EXERCISE AIM -> Using the records that follow, work out how many lines hold the string "lists" and provide that number only.

(Interface dataset entries)
• • •
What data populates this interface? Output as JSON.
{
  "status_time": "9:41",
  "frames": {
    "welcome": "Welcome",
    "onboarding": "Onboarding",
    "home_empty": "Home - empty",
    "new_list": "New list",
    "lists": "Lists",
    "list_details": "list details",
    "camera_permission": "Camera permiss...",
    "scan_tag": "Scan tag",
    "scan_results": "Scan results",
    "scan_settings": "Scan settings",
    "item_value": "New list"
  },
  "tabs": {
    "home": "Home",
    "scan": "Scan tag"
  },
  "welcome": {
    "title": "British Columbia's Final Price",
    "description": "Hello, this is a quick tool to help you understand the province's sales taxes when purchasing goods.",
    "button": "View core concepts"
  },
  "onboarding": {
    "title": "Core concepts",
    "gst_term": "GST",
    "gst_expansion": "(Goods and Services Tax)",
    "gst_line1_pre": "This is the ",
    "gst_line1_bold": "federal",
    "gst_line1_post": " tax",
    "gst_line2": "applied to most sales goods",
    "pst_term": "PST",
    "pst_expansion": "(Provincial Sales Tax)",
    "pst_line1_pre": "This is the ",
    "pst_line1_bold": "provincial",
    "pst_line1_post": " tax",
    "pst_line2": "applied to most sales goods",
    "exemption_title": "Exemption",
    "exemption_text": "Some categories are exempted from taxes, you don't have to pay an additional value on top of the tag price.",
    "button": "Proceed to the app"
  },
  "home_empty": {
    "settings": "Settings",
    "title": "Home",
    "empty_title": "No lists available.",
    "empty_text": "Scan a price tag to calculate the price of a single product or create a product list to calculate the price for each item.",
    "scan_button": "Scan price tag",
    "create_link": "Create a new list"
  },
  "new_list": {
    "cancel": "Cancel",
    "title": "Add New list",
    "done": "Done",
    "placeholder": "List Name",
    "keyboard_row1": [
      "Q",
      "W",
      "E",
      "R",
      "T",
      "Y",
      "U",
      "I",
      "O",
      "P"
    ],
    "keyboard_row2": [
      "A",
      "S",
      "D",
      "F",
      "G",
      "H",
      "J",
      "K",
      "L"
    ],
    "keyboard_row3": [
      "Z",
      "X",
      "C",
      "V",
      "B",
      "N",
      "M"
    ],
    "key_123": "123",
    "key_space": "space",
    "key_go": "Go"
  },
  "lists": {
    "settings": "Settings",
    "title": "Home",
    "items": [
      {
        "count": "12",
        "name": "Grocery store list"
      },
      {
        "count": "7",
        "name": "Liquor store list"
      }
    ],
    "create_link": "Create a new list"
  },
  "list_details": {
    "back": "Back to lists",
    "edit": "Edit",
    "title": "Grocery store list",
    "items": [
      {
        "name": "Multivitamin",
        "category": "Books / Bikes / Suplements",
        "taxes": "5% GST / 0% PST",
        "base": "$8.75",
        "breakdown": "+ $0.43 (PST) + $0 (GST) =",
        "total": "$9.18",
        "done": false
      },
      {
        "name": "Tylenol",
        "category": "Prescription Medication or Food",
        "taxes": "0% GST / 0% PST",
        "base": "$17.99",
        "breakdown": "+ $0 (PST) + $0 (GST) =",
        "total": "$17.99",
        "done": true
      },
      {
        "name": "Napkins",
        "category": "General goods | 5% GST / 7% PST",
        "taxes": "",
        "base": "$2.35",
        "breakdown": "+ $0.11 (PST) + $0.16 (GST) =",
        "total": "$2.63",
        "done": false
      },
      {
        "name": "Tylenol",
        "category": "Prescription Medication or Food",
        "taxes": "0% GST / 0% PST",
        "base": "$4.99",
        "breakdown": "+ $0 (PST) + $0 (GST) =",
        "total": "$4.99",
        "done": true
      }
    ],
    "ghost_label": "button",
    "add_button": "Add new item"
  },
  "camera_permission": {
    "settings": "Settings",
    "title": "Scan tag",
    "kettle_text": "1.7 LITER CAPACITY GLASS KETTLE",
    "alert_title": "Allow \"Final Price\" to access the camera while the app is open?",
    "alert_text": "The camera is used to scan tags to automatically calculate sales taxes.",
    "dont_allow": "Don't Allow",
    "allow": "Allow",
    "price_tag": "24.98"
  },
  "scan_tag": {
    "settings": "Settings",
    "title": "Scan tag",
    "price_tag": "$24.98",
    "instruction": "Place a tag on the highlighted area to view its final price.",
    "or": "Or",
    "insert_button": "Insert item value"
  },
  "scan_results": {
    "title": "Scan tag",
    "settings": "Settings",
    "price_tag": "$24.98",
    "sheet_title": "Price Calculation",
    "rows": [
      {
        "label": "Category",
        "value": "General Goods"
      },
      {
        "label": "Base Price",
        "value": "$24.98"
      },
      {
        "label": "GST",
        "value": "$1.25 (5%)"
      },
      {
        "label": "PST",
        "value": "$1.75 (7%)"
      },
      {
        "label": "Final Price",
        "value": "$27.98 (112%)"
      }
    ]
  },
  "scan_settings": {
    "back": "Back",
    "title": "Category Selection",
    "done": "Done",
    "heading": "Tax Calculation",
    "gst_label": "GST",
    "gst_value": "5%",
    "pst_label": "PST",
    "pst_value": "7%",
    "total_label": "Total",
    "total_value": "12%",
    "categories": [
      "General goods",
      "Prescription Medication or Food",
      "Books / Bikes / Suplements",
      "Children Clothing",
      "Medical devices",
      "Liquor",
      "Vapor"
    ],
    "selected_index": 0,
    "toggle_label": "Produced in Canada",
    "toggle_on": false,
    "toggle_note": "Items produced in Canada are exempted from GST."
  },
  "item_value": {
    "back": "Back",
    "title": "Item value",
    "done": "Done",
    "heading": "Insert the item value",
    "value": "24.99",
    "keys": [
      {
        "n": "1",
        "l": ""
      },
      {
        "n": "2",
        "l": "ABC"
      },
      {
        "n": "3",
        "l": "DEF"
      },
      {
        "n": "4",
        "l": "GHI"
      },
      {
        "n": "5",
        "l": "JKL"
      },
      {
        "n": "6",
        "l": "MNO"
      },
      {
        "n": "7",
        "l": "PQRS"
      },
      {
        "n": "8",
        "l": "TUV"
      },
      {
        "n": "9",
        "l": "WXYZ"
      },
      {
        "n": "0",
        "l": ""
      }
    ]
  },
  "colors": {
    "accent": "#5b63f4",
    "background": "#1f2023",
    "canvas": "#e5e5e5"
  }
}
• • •
EXERCISE ANSWER -> 4